*** Block opens ***

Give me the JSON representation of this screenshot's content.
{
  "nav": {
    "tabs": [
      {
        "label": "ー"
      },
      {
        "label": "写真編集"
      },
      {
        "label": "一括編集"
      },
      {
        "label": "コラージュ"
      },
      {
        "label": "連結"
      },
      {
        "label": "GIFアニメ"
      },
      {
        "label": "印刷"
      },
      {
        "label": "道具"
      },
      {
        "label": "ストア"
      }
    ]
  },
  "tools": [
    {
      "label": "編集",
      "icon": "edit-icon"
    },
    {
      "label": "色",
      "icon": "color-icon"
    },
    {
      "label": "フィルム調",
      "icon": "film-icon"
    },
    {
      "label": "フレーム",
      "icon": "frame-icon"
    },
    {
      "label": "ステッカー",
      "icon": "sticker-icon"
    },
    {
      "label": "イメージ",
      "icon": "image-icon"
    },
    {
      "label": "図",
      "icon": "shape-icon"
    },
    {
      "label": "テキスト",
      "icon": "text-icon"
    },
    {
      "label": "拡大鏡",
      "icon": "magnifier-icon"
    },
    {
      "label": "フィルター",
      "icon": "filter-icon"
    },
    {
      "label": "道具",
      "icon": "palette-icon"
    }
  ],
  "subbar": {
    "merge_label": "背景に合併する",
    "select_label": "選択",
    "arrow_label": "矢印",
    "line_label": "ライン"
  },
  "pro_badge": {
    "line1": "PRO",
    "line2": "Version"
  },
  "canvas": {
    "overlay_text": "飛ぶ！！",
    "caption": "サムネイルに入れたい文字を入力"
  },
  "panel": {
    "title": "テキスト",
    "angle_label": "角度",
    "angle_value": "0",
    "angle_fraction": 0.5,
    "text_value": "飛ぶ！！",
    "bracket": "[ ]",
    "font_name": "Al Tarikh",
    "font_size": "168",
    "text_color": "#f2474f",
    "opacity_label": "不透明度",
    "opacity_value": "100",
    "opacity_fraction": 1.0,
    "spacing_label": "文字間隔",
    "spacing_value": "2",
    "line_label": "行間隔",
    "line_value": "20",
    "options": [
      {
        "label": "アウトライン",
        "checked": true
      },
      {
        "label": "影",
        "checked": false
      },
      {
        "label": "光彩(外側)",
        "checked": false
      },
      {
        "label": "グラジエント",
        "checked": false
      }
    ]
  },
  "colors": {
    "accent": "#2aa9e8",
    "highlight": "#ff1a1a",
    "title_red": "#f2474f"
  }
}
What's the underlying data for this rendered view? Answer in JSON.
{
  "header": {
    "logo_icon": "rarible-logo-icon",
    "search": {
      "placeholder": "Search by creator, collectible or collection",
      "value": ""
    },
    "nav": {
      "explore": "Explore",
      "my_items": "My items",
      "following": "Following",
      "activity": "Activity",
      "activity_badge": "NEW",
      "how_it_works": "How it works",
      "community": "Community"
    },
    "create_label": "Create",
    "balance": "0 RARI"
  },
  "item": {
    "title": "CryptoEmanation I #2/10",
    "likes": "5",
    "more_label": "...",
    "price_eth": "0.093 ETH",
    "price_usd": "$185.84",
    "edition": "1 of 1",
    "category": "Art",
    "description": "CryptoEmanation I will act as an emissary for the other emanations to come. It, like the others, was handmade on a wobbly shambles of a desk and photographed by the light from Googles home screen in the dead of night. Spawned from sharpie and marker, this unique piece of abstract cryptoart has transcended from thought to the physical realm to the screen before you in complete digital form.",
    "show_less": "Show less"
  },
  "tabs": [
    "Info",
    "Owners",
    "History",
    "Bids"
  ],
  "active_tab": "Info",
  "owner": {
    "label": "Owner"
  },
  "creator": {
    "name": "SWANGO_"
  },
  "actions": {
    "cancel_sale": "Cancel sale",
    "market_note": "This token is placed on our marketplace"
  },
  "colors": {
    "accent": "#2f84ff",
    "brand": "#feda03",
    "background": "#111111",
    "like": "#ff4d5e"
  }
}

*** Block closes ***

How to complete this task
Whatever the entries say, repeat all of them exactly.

Answer box
Give me the JSON representation of this screenshot's content.
{
  "nav": {
    "tabs": [
      {
        "label": "ー"
      },
      {
        "label": "写真編集"
      },
      {
        "label": "一括編集"
      },
      {
        "label": "コラージュ"
      },
      {
        "label": "連結"
      },
      {
        "label": "GIFアニメ"
      },
      {
        "label": "印刷"
      },
      {
        "label": "道具"
      },
      {
        "label": "ストア"
      }
    ]
  },
  "tools": [
    {
      "label": "編集",
      "icon": "edit-icon"
    },
    {
      "label": "色",
      "icon": "color-icon"
    },
    {
      "label": "フィルム調",
      "icon": "film-icon"
    },
    {
      "label": "フレーム",
      "icon": "frame-icon"
    },
    {
      "label": "ステッカー",
      "icon": "sticker-icon"
    },
    {
      "label": "イメージ",
      "icon": "image-icon"
    },
    {
      "label": "図",
      "icon": "shape-icon"
    },
    {
      "label": "テキスト",
      "icon": "text-icon"
    },
    {
      "label": "拡大鏡",
      "icon": "magnifier-icon"
    },
    {
      "label": "フィルター",
      "icon": "filter-icon"
    },
    {
      "label": "道具",
      "icon": "palette-icon"
    }
  ],
  "subbar": {
    "merge_label": "背景に合併する",
    "select_label": "選択",
    "arrow_label": "矢印",
    "line_label": "ライン"
  },
  "pro_badge": {
    "line1": "PRO",
    "line2": "Version"
  },
  "canvas": {
    "overlay_text": "飛ぶ！！",
    "caption": "サムネイルに入れたい文字を入力"
  },
  "panel": {
    "title": "テキスト",
    "angle_label": "角度",
    "angle_value": "0",
    "angle_fraction": 0.5,
    "text_value": "飛ぶ！！",
    "bracket": "[ ]",
    "font_name": "Al Tarikh",
    "font_size": "168",
    "text_color": "#f2474f",
    "opacity_label": "不透明度",
    "opacity_value": "100",
    "opacity_fraction": 1.0,
    "spacing_label": "文字間隔",
    "spacing_value": "2",
    "line_label": "行間隔",
    "line_value": "20",
    "options": [
      {
        "label": "アウトライン",
        "checked": true
      },
      {
        "label": "影",
        "checked": false
      },
      {
        "label": "光彩(外側)",
        "checked": false
      },
      {
        "label": "グラジエント",
        "checked": false
      }
    ]
  },
  "colors": {
    "accent": "#2aa9e8",
    "highlight": "#ff1a1a",
    "title_red": "#f2474f"
  }
}
What's the underlying data for this rendered view? Answer in JSON.
{
  "header": {
    "logo_icon": "rarible-logo-icon",
    "search": {
      "placeholder": "Search by creator, collectible or collection",
      "value": ""
    },
    "nav": {
      "explore": "Explore",
      "my_items": "My items",
      "following": "Following",
      "activity": "Activity",
      "activity_badge": "NEW",
      "how_it_works": "How it works",
      "community": "Community"
    },
    "create_label": "Create",
    "balance": "0 RARI"
  },
  "item": {
    "title": "CryptoEmanation I #2/10",
    "likes": "5",
    "more_label": "...",
    "price_eth": "0.093 ETH",
    "price_usd": "$185.84",
    "edition": "1 of 1",
    "category": "Art",
    "description": "CryptoEmanation I will act as an emissary for the other emanations to come. It, like the others, was handmade on a wobbly shambles of a desk and photographed by the light from Googles home screen in the dead of night. Spawned from sharpie and marker, this unique piece of abstract cryptoart has transcended from thought to the physical realm to the screen before you in complete digital form.",
    "show_less": "Show less"
  },
  "tabs": [
    "Info",
    "Owners",
    "History",
    "Bids"
  ],
  "active_tab": "Info",
  "owner": {
    "label": "Owner"
  },
  "creator": {
    "name": "SWANGO_"
  },
  "actions": {
    "cancel_sale": "Cancel sale",
    "market_note": "This token is placed on our marketplace"
  },
  "colors": {
    "accent": "#2f84ff",
    "brand": "#feda03",
    "background": "#111111",
    "like": "#ff4d5e"
  }
}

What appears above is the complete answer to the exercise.